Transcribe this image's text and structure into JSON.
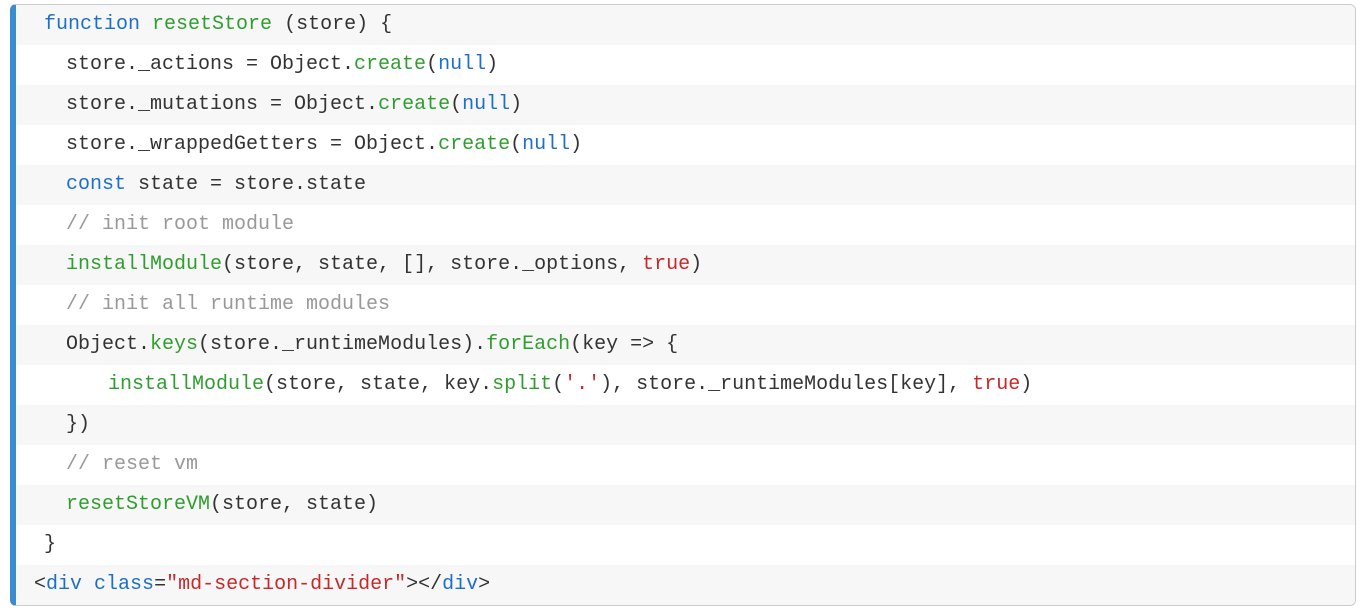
{
  "code": {
    "lines": [
      {
        "indent": "indent0",
        "tokens": [
          {
            "cls": "tok-keyword",
            "text": "function"
          },
          {
            "cls": "",
            "text": " "
          },
          {
            "cls": "tok-func",
            "text": "resetStore"
          },
          {
            "cls": "",
            "text": " ("
          },
          {
            "cls": "",
            "text": "store"
          },
          {
            "cls": "",
            "text": ") {"
          }
        ]
      },
      {
        "indent": "indent1",
        "tokens": [
          {
            "cls": "",
            "text": "store._actions = Object."
          },
          {
            "cls": "tok-func",
            "text": "create"
          },
          {
            "cls": "",
            "text": "("
          },
          {
            "cls": "tok-null",
            "text": "null"
          },
          {
            "cls": "",
            "text": ")"
          }
        ]
      },
      {
        "indent": "indent1",
        "tokens": [
          {
            "cls": "",
            "text": "store._mutations = Object."
          },
          {
            "cls": "tok-func",
            "text": "create"
          },
          {
            "cls": "",
            "text": "("
          },
          {
            "cls": "tok-null",
            "text": "null"
          },
          {
            "cls": "",
            "text": ")"
          }
        ]
      },
      {
        "indent": "indent1",
        "tokens": [
          {
            "cls": "",
            "text": "store._wrappedGetters = Object."
          },
          {
            "cls": "tok-func",
            "text": "create"
          },
          {
            "cls": "",
            "text": "("
          },
          {
            "cls": "tok-null",
            "text": "null"
          },
          {
            "cls": "",
            "text": ")"
          }
        ]
      },
      {
        "indent": "indent1",
        "tokens": [
          {
            "cls": "tok-keyword",
            "text": "const"
          },
          {
            "cls": "",
            "text": " state = store.state"
          }
        ]
      },
      {
        "indent": "indent1",
        "tokens": [
          {
            "cls": "tok-comment",
            "text": "// init root module"
          }
        ]
      },
      {
        "indent": "indent1",
        "tokens": [
          {
            "cls": "tok-func",
            "text": "installModule"
          },
          {
            "cls": "",
            "text": "(store, state, [], store._options, "
          },
          {
            "cls": "tok-bool",
            "text": "true"
          },
          {
            "cls": "",
            "text": ")"
          }
        ]
      },
      {
        "indent": "indent1",
        "tokens": [
          {
            "cls": "tok-comment",
            "text": "// init all runtime modules"
          }
        ]
      },
      {
        "indent": "indent1",
        "tokens": [
          {
            "cls": "",
            "text": "Object."
          },
          {
            "cls": "tok-func",
            "text": "keys"
          },
          {
            "cls": "",
            "text": "(store._runtimeModules)."
          },
          {
            "cls": "tok-func",
            "text": "forEach"
          },
          {
            "cls": "",
            "text": "(key => {"
          }
        ]
      },
      {
        "indent": "indent2",
        "tokens": [
          {
            "cls": "tok-func",
            "text": "installModule"
          },
          {
            "cls": "",
            "text": "(store, state, key."
          },
          {
            "cls": "tok-func",
            "text": "split"
          },
          {
            "cls": "",
            "text": "("
          },
          {
            "cls": "tok-string",
            "text": "'.'"
          },
          {
            "cls": "",
            "text": "), store._runtimeModules[key], "
          },
          {
            "cls": "tok-bool",
            "text": "true"
          },
          {
            "cls": "",
            "text": ")"
          }
        ]
      },
      {
        "indent": "indent1",
        "tokens": [
          {
            "cls": "",
            "text": "})"
          }
        ]
      },
      {
        "indent": "indent1",
        "tokens": [
          {
            "cls": "tok-comment",
            "text": "// reset vm"
          }
        ]
      },
      {
        "indent": "indent1",
        "tokens": [
          {
            "cls": "tok-func",
            "text": "resetStoreVM"
          },
          {
            "cls": "",
            "text": "(store, state)"
          }
        ]
      },
      {
        "indent": "indent0",
        "tokens": [
          {
            "cls": "",
            "text": "}"
          }
        ]
      },
      {
        "indent": "indent0-tag",
        "tokens": [
          {
            "cls": "tok-punc",
            "text": "<"
          },
          {
            "cls": "tok-tag",
            "text": "div"
          },
          {
            "cls": "",
            "text": " "
          },
          {
            "cls": "tok-attr",
            "text": "class"
          },
          {
            "cls": "tok-punc",
            "text": "="
          },
          {
            "cls": "tok-attrval",
            "text": "\"md-section-divider\""
          },
          {
            "cls": "tok-punc",
            "text": ">"
          },
          {
            "cls": "tok-punc",
            "text": "</"
          },
          {
            "cls": "tok-tag",
            "text": "div"
          },
          {
            "cls": "tok-punc",
            "text": ">"
          }
        ]
      }
    ]
  }
}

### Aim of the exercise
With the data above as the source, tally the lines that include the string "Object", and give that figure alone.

### Solution for this exercise
4